DuPage County's hot races: Sheriff, chairman, clerk, more
With so much focus on state and federal races, it's easy to overlook contests down the ballot that will affect how DuPage residents are represented at the local level.
Here's a look at the hottest county races and referendum questions DuPage voters will be deciding Tuesday.
Longtime Sheriff John Zaruba is retiring after more than two decades in charge and voters will determine if his successor comes from inside or outside the sheriff's office. The two candidates are Republican James Mendrick and Democrat Gregory Whalen.
Mendrick is a Woodridge resident who has served in the sheriff's department for more than 20 years. He currently is a patrol commander.
Whalen is a Clarendon Hills resident who serves as a lieutenant with the Glencoe Department of Public Safety.
Republican incumbent Dan Cronin is hoping to serve a third term as chairman of the DuPage County Board. But Cronin is being challenged by Democrat Lynn LaPlante, who wants to become the first woman elected to head the panel.

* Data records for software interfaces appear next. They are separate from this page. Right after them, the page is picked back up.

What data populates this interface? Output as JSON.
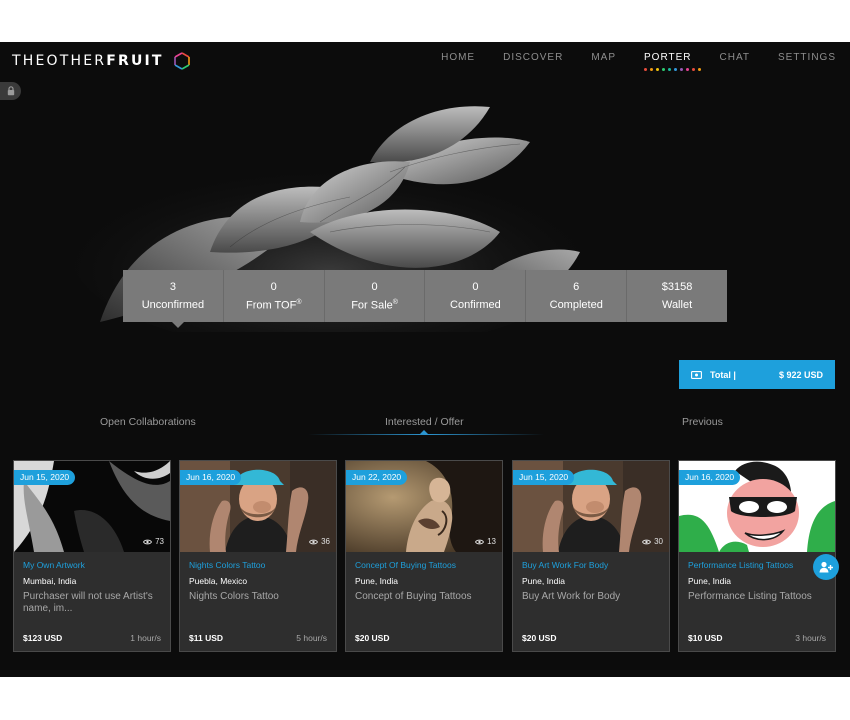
{
  "brand": {
    "name_light": "THEOTHER",
    "name_bold": "FRUIT"
  },
  "nav": {
    "items": [
      {
        "label": "HOME"
      },
      {
        "label": "DISCOVER"
      },
      {
        "label": "MAP"
      },
      {
        "label": "PORTER"
      },
      {
        "label": "CHAT"
      },
      {
        "label": "SETTINGS"
      }
    ],
    "active": "PORTER",
    "dot_colors": [
      "#e84c3d",
      "#f39c12",
      "#f1c40f",
      "#2ecc71",
      "#1abc9c",
      "#3498db",
      "#9b59b6",
      "#e84393",
      "#e74c3c",
      "#f39c12"
    ]
  },
  "stats": [
    {
      "value": "3",
      "label": "Unconfirmed"
    },
    {
      "value": "0",
      "label": "From TOF",
      "sup": "®"
    },
    {
      "value": "0",
      "label": "For Sale",
      "sup": "®"
    },
    {
      "value": "0",
      "label": "Confirmed"
    },
    {
      "value": "6",
      "label": "Completed"
    },
    {
      "value": "$3158",
      "label": "Wallet"
    }
  ],
  "total": {
    "label": "Total |",
    "amount": "$ 922 USD"
  },
  "tabs": {
    "open": "Open Collaborations",
    "interested": "Interested / Offer",
    "previous": "Previous",
    "active": "interested"
  },
  "cards": [
    {
      "date": "Jun 15, 2020",
      "views": "73",
      "title": "My Own Artwork",
      "location": "Mumbai, India",
      "description": "Purchaser will not use Artist's name, im...",
      "price": "$123 USD",
      "time": "1 hour/s"
    },
    {
      "date": "Jun 16, 2020",
      "views": "36",
      "title": "Nights Colors Tattoo",
      "location": "Puebla, Mexico",
      "description": "Nights Colors Tattoo",
      "price": "$11 USD",
      "time": "5 hour/s"
    },
    {
      "date": "Jun 22, 2020",
      "views": "13",
      "title": "Concept Of Buying Tattoos",
      "location": "Pune, India",
      "description": "Concept of Buying Tattoos",
      "price": "$20 USD",
      "time": ""
    },
    {
      "date": "Jun 15, 2020",
      "views": "30",
      "title": "Buy Art Work For Body",
      "location": "Pune, India",
      "description": "Buy Art Work for Body",
      "price": "$20 USD",
      "time": ""
    },
    {
      "date": "Jun 16, 2020",
      "views": "",
      "title": "Performance Listing Tattoos",
      "location": "Pune, India",
      "description": "Performance Listing Tattoos",
      "price": "$10 USD",
      "time": "3 hour/s"
    }
  ],
  "colors": {
    "accent": "#1ea0dc",
    "stats_bg": "#7a7a7a",
    "card_bg": "#2e2e2e",
    "app_bg": "#0c0c0c"
  }
}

It will be up to voters to determine which candidate leads the county board for the next four years.
Cronin, of Elmhurst, is an attorney who has served as board chairman since 2010 after previous stints in the state Senate and state House. LaPlante, of Glen Ellyn, is a musician and activist seeking her first elected office.

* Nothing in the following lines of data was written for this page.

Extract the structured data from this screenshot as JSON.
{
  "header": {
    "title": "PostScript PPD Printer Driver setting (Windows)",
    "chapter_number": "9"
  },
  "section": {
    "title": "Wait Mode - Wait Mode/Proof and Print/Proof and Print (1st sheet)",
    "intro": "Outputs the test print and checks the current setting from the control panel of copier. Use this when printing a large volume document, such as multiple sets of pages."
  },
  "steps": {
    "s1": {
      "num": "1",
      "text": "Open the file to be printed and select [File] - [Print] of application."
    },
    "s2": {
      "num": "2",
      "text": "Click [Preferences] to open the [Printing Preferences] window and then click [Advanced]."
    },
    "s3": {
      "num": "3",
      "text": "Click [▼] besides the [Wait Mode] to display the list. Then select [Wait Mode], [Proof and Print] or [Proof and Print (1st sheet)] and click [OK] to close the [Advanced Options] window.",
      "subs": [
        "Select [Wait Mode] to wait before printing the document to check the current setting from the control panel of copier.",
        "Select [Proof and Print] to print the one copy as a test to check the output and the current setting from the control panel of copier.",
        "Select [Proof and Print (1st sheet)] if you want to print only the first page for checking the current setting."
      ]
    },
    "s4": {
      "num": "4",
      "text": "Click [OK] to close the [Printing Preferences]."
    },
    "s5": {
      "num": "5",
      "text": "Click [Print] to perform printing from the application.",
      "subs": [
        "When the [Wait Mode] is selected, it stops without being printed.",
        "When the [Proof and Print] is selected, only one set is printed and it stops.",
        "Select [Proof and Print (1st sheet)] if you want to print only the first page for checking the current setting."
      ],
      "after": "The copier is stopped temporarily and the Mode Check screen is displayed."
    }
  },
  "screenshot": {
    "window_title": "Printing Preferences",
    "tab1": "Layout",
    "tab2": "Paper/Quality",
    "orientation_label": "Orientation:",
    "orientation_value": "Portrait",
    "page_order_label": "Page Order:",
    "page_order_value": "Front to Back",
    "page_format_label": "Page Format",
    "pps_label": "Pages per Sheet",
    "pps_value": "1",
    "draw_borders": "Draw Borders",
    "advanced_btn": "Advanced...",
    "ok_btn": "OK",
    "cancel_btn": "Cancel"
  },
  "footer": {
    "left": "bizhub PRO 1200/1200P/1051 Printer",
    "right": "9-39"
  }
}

The new county clerk will oversee a dramatic change early next year when the office merges with the DuPage Election Commission.
That person will be either Republican incumbent Paul Hinds or Democratic challenger Jean Kaczmarek.

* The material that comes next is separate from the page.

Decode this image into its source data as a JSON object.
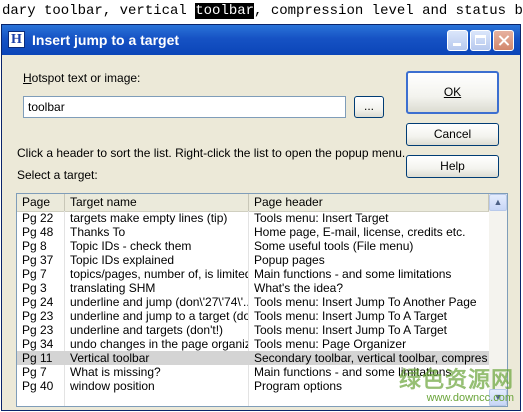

Hinds, of Villa Park, is a longtime veteran of the department and has served as clerk since 2014. Kaczmarek, of Glen Ellyn, is a self-employed communications consultant and self-described election watchdog seeking her first elected office.
The county board is expected in January to vote to merge the election commission into the clerk's office. It's also possible the county recorder's office someday could be merged with the clerk's office.
Elmhurst Unit District 205 is asking voters for a property tax increase to pay for $168.5 million in construction projects throughout the district.
Officials are hoping to replace Lincoln and Field elementary schools and upgrade other buildings to improve security, provide science, technology, engineering and math spaces, and add classrooms for all-day kindergarten.
The ballot question is the result of a three-year community engagement process, development of a master facilities plan and a survey of the community.
If the measure is approved, the owner of a $500,000 house would pay an estimated $149 more a year in property taxes to the school district.
Wheaton Warrenville Unit District 200 is seeking permission from voters to pursue a plan to replace the aging Jefferson Early Childhood Center.
If the ballot question is approved, the district will construct and equip a new early childhood center without raising property taxes to pay for it. That's because a Utah-based bank is planning to front roughly $15 million for the project.
Under a tentative lease, District 200 will rent the building for 20 years while paying the bank about $1 million a year out of operating funds.
The district would take ownership of the building after paying off the debt.